A parent or grandparent in North Carolina who wishes to fund the education of heirs through an estate plan will need to consider issues like equal treatment and differences in educational costs. Paying for the schooling of multiple heirs could be accomplished by setting up a single pot trust for all of the beneficiaries or separate trusts for each heir.
Pot trusts get their name because they pool the educational funds into a single pot. Unless the terms carefully specify that all beneficiaries are to receive equal funding, beneficiaries might receive substantially different distributions. This could arise when one person goes to a costly private school and another person attends a less expensive public school. Age differences in heirs might favor older beneficiaries as well. The eldest beneficiaries might deplete the funds before younger heirs have a chance to go to school.
When a benefactor places a priority on the equal distribution of funds among heirs, separate educational trusts might represent the best choice. The person could place equal amounts of assets into each trust. This approach, however, might not provide sufficient funding for someone attending an expensive school and leave unused money in a trust for someone who went to an affordable school.

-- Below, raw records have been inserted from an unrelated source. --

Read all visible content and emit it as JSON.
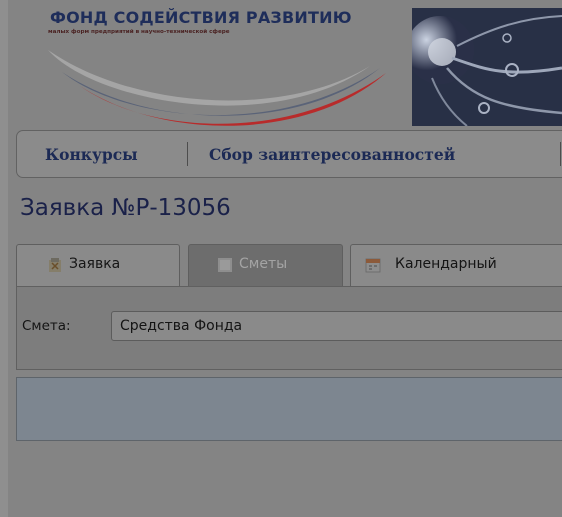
{
  "header": {
    "org_name": "ФОНД СОДЕЙСТВИЯ РАЗВИТИЮ",
    "org_subtitle": "малых форм предприятий в научно-технической сфере",
    "logo_icon": "flag-swoosh-logo",
    "banner_icon": "neuron-banner-image"
  },
  "nav": {
    "items": [
      {
        "label": "Конкурсы"
      },
      {
        "label": "Сбор заинтересованностей"
      }
    ]
  },
  "page": {
    "title": "Заявка №Р-13056"
  },
  "tabs": [
    {
      "label": "Заявка",
      "icon": "application-icon",
      "active": false
    },
    {
      "label": "Сметы",
      "icon": "estimates-icon",
      "active": true
    },
    {
      "label": "Календарный",
      "icon": "calendar-icon",
      "active": false
    }
  ],
  "estimate": {
    "label": "Смета:",
    "selected": "Средства Фонда"
  },
  "colors": {
    "overlay_bg": "#848484",
    "title_text": "#1a2149",
    "nav_text": "#1c2a55"
  }
}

A person creating an estate plan will need to make decisions about how to approach educational funding for heirs. The insights of an attorney could introduce the person to ideas about how to structure trusts and promote specific goals. An attorney might help someone sort through options. After the person makes decisions, an attorney may strive to write a trust document that thoroughly addresses and promotes the goals of the benefactor. The person might also receive advice about how to select a trustee or contingent beneficiaries.